Sterile insect technique (SIT) pest control works by rearing and releasing sterile male insects of the same species as the target pest. The sterile males mate with the wild females resulting in fewer fertile eggs for the next generation. This powerful method is proven to prevent, reduce or even eliminate a target species from the treated area.
SIT also has a very environmentally friendly profile. It is non-toxic and has no off-target effects. BigSIS insect control solutions are not genetically modified (GM), so they have a rapid development pathway, straight forward regulatory processes and are compatible with organic agriculture.
Using two proprietary technologies, underpinned by contemporary artificial intelligence and automation capabilities, BigSIS has reinvented sterile insect production to overcome the limitations of traditional SIT and make this approach practical and cost-effective for a very broad range of insect pests.
This is the principal pest of the 6.3m hectares of apples and pears grown worldwide. Currently fewer than 4,000 hectares are treated by SIT due to its relatively high cost.
The BigSIS codling moth solution saves diet with its rearing system, enables sex sorting and improves the fitness of sterile males. This creates a superior and cost competitive alternative to chemical insecticides.

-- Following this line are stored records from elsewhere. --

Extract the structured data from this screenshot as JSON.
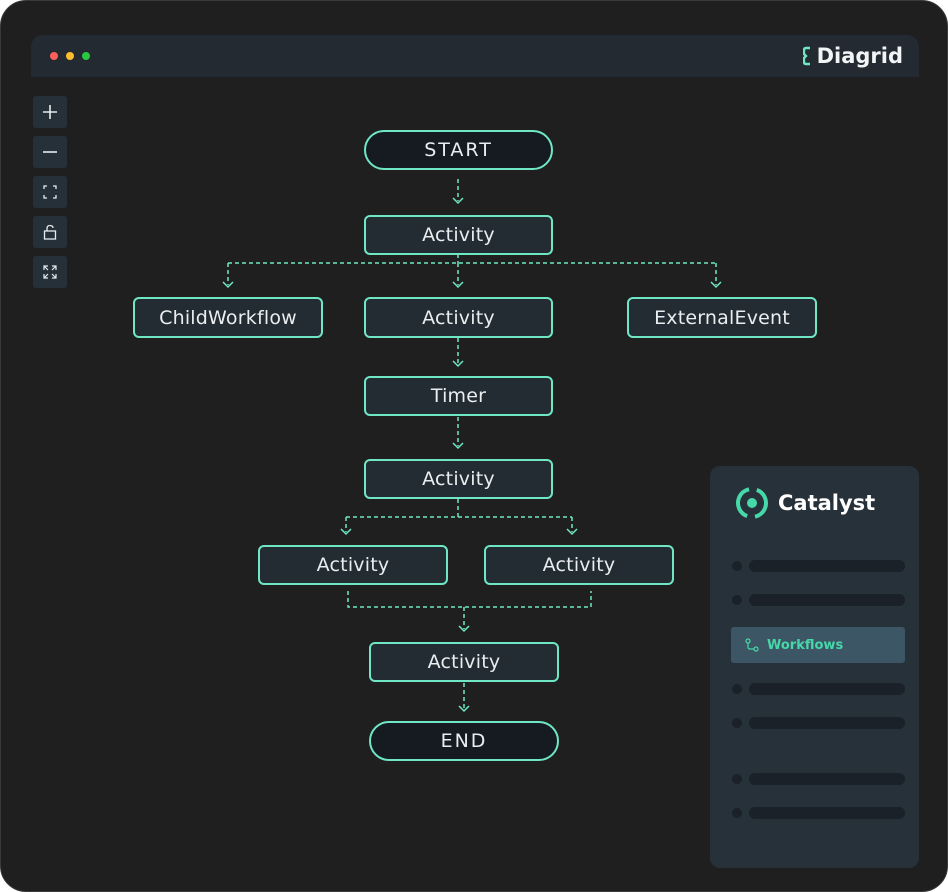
{
  "window": {
    "brand": "Diagrid",
    "traffic_lights": [
      "#ff5f57",
      "#febc2e",
      "#28c840"
    ]
  },
  "toolbar": {
    "tools": [
      {
        "name": "zoom-in",
        "icon": "plus-icon"
      },
      {
        "name": "zoom-out",
        "icon": "minus-icon"
      },
      {
        "name": "fit-view",
        "icon": "fit-icon"
      },
      {
        "name": "lock",
        "icon": "unlock-icon"
      },
      {
        "name": "expand",
        "icon": "expand-icon"
      }
    ]
  },
  "diagram": {
    "nodes": {
      "start": "START",
      "activity_1": "Activity",
      "child_workflow": "ChildWorkflow",
      "activity_2": "Activity",
      "external_event": "ExternalEvent",
      "timer": "Timer",
      "activity_3": "Activity",
      "activity_4": "Activity",
      "activity_5": "Activity",
      "activity_6": "Activity",
      "end": "END"
    },
    "edges": [
      [
        "start",
        "activity_1"
      ],
      [
        "activity_1",
        "child_workflow"
      ],
      [
        "activity_1",
        "activity_2"
      ],
      [
        "activity_1",
        "external_event"
      ],
      [
        "activity_2",
        "timer"
      ],
      [
        "timer",
        "activity_3"
      ],
      [
        "activity_3",
        "activity_4"
      ],
      [
        "activity_3",
        "activity_5"
      ],
      [
        "activity_4",
        "activity_6"
      ],
      [
        "activity_5",
        "activity_6"
      ],
      [
        "activity_6",
        "end"
      ]
    ],
    "accent_color": "#6fe7c4"
  },
  "sidebar": {
    "logo_text": "Catalyst",
    "selected_item": "Workflows",
    "accent_color": "#46d8a8"
  }
}
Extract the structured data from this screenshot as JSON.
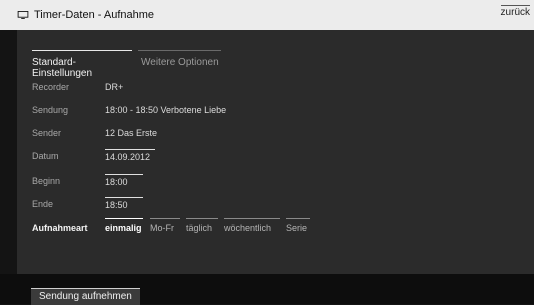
{
  "header": {
    "title": "Timer-Daten - Aufnahme",
    "back_label": "zurück",
    "icon": "tv-icon"
  },
  "tabs": [
    {
      "label": "Standard-Einstellungen",
      "active": true
    },
    {
      "label": "Weitere Optionen",
      "active": false
    }
  ],
  "fields": {
    "recorder": {
      "label": "Recorder",
      "value": "DR+"
    },
    "sendung": {
      "label": "Sendung",
      "value": "18:00 - 18:50 Verbotene Liebe"
    },
    "sender": {
      "label": "Sender",
      "value": "12 Das Erste"
    },
    "datum": {
      "label": "Datum",
      "value": "14.09.2012"
    },
    "beginn": {
      "label": "Beginn",
      "value": "18:00"
    },
    "ende": {
      "label": "Ende",
      "value": "18:50"
    }
  },
  "aufnahmeart": {
    "label": "Aufnahmeart",
    "options": [
      "einmalig",
      "Mo-Fr",
      "täglich",
      "wöchentlich",
      "Serie"
    ],
    "selected": "einmalig"
  },
  "footer": {
    "record_button_label": "Sendung aufnehmen"
  }
}
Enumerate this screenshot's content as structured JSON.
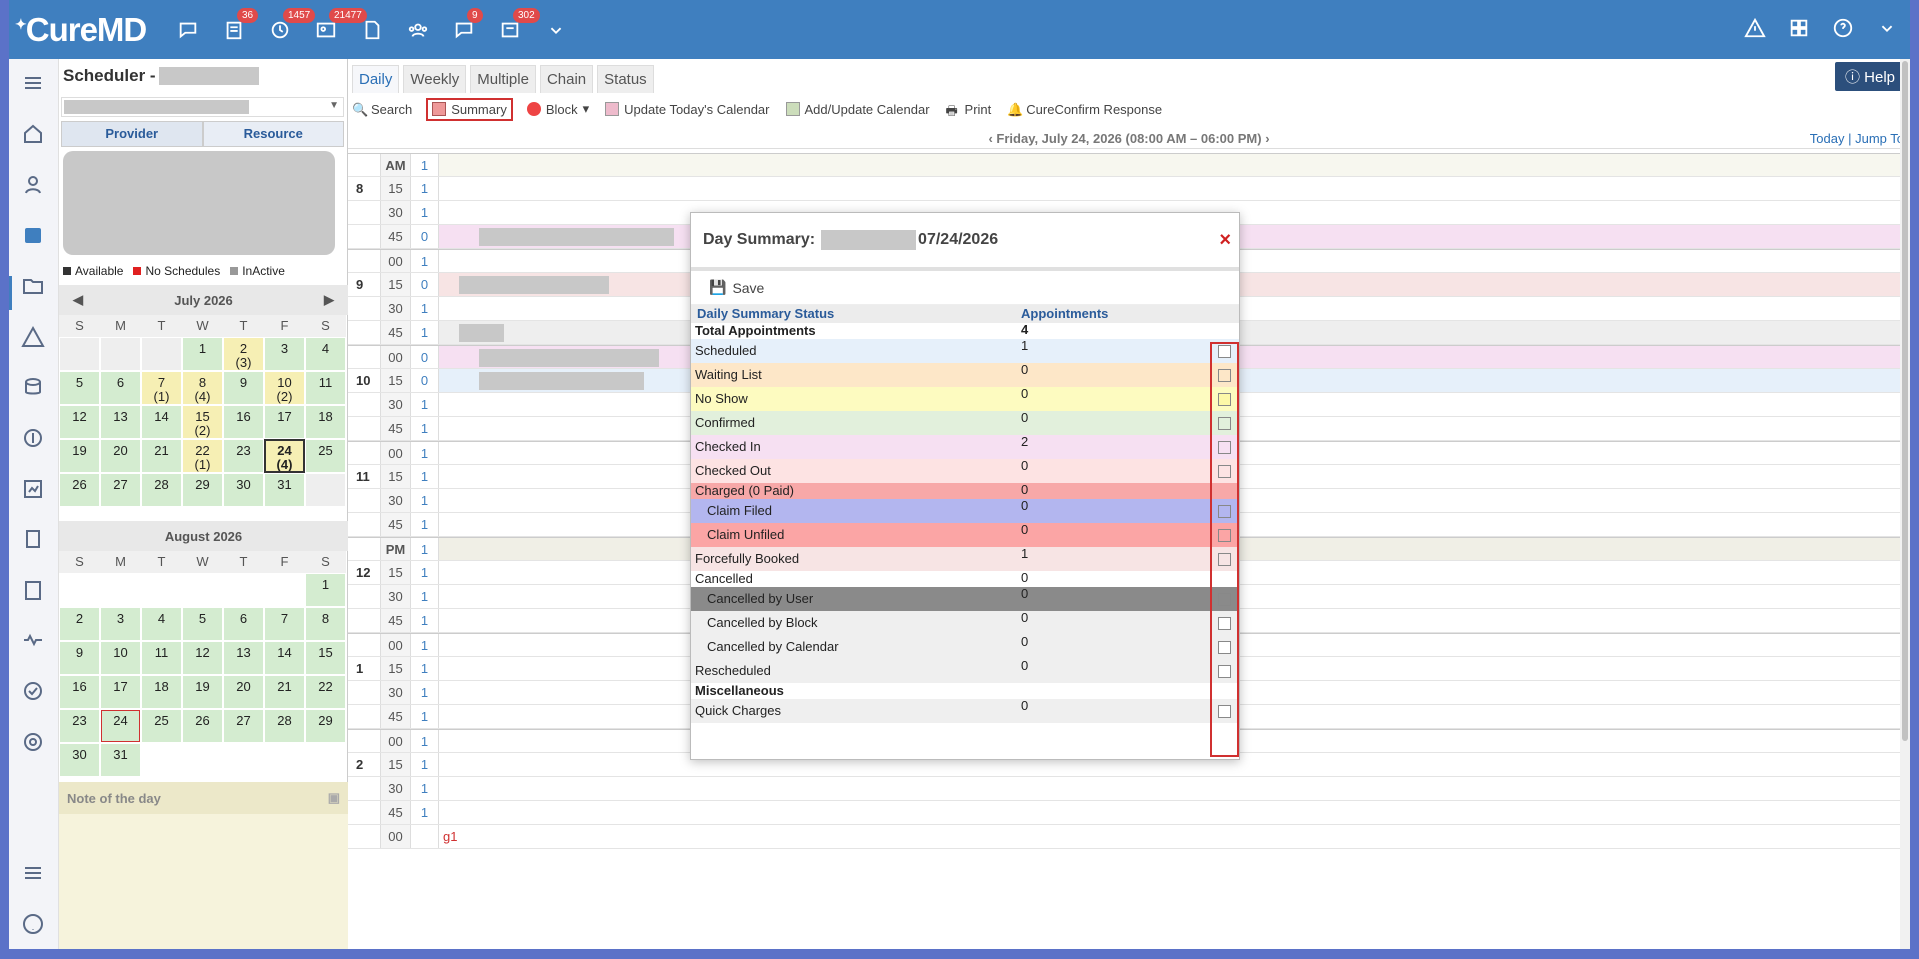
{
  "app": {
    "logo": "CureMD"
  },
  "topbar": {
    "badges": [
      "36",
      "1457",
      "21477",
      "9",
      "302"
    ]
  },
  "side": {
    "title": "Scheduler - ",
    "tab_provider": "Provider",
    "tab_resource": "Resource",
    "legend": [
      "Available",
      "No Schedules",
      "InActive"
    ],
    "july": {
      "title": "July 2026",
      "days": [
        "S",
        "M",
        "T",
        "W",
        "T",
        "F",
        "S"
      ]
    },
    "august": {
      "title": "August 2026",
      "days": [
        "S",
        "M",
        "T",
        "W",
        "T",
        "F",
        "S"
      ]
    },
    "note_title": "Note of the day"
  },
  "main": {
    "tabs": [
      "Daily",
      "Weekly",
      "Multiple",
      "Chain",
      "Status"
    ],
    "help": "Help",
    "toolbar": {
      "search": "Search",
      "summary": "Summary",
      "block": "Block",
      "update": "Update Today's Calendar",
      "add": "Add/Update Calendar",
      "print": "Print",
      "confirm": "CureConfirm Response"
    },
    "date": "Friday, July 24, 2026 (08:00 AM – 06:00 PM)",
    "today": "Today",
    "sep": "|",
    "jump": "Jump To"
  },
  "modal": {
    "title": "Day Summary:",
    "date": "07/24/2026",
    "close": "×",
    "save": "Save",
    "col_status": "Daily Summary Status",
    "col_appts": "Appointments",
    "rows": [
      {
        "label": "Total Appointments",
        "value": "4",
        "bold": true,
        "color": "#ffffff",
        "check": false
      },
      {
        "label": "Scheduled",
        "value": "1",
        "color": "#e6f0fa",
        "check": true,
        "sw": "#fff"
      },
      {
        "label": "Waiting List",
        "value": "0",
        "color": "#fde7c8",
        "check": true,
        "sw": "#fde7c8"
      },
      {
        "label": "No Show",
        "value": "0",
        "color": "#fdfbc0",
        "check": true,
        "sw": "#fdf8a8"
      },
      {
        "label": "Confirmed",
        "value": "0",
        "color": "#e2f0dc",
        "check": true,
        "sw": "#e2f0dc"
      },
      {
        "label": "Checked In",
        "value": "2",
        "color": "#f6e0f2",
        "check": true,
        "sw": "#f6e0f2"
      },
      {
        "label": "Checked Out",
        "value": "0",
        "color": "#fde3e3",
        "check": true,
        "sw": "#fde3e3"
      },
      {
        "label": "Charged (0 Paid)",
        "value": "0",
        "color": "#f7a8a8",
        "check": false
      },
      {
        "label": "Claim Filed",
        "value": "0",
        "color": "#b3b6ef",
        "ind": true,
        "check": true,
        "sw": "#b3b6ef"
      },
      {
        "label": "Claim Unfiled",
        "value": "0",
        "color": "#fba5a5",
        "ind": true,
        "check": true,
        "sw": "#fba5a5"
      },
      {
        "label": "Forcefully Booked",
        "value": "1",
        "color": "#f7e4e4",
        "check": true,
        "sw": "#f7e4e4"
      },
      {
        "label": "Cancelled",
        "value": "0",
        "color": "#ffffff",
        "check": false
      },
      {
        "label": "Cancelled by User",
        "value": "0",
        "color": "#8a8a8a",
        "ind": true,
        "check": true,
        "sw": "#8a8a8a"
      },
      {
        "label": "Cancelled by Block",
        "value": "0",
        "color": "#efefef",
        "ind": true,
        "check": true,
        "sw": "#fff"
      },
      {
        "label": "Cancelled by Calendar",
        "value": "0",
        "color": "#efefef",
        "ind": true,
        "check": true,
        "sw": "#fff"
      },
      {
        "label": "Rescheduled",
        "value": "0",
        "color": "#efefef",
        "check": true,
        "sw": "#fff"
      },
      {
        "label": "Miscellaneous",
        "value": "",
        "bold": true,
        "color": "#ffffff",
        "check": false
      },
      {
        "label": "Quick Charges",
        "value": "0",
        "color": "#efefef",
        "check": true,
        "sw": "#fff"
      }
    ]
  },
  "schedule": {
    "hours": [
      "8",
      "9",
      "10",
      "11",
      "12",
      "1",
      "2"
    ],
    "am": "AM",
    "pm": "PM",
    "last_row": "g1"
  }
}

Around $5bn is spent globally to control this mosquito, which is the main vector of dengue, Zika and other viruses. Dengue alone infects about 96 million people per year causing $39bn total economic burden.
The BigSIS Aedes aegypti solution halves unit costs using its rearing system and produces fitter sterile males so fewer are needed. With low regulatory barriers, this is a market-beating control solution.
Spotted wing Drosophila (SWD)
SWD (Drosophila suzukii) is a very challenging invasive pest of high value soft fruit including strawberries and cherries. The progressive ripening of these crops makes it difficult to treat with chemicals.
BigSIS automated sexing opens up SIT to this and many other fruit fly pests.
Over 40 different Anopheles species are responsible for transmitting human malaria. They caused 450,000 deaths in 2017 despite malaria prevention spend of $3.1bn.
The innovative BigSIS system is uniquely able to sex sort Anopheles pupae. Moreover, it adapts readily to locally captured mosquitoes so it can control multiple Anopheles species, including sibling species. Now at last the power of SIT can be brought to bear on malaria control and save lives.
The fall armyworm (Spodoptera frugiperda) is an invasive pest attacking corn, soya, cotton and other key crops, causing billions of dollars of damage in the Americas and Africa. It is proving very difficult to control with existing tools, particularly due to increasing resistance to chemical insecticides and Bt proteins in GM crops.
The BigSIS rearing solution avoids cannibalism, enables sex sorting and boosts the fitness of sterilised males. This leads to a practical and affordable control solution.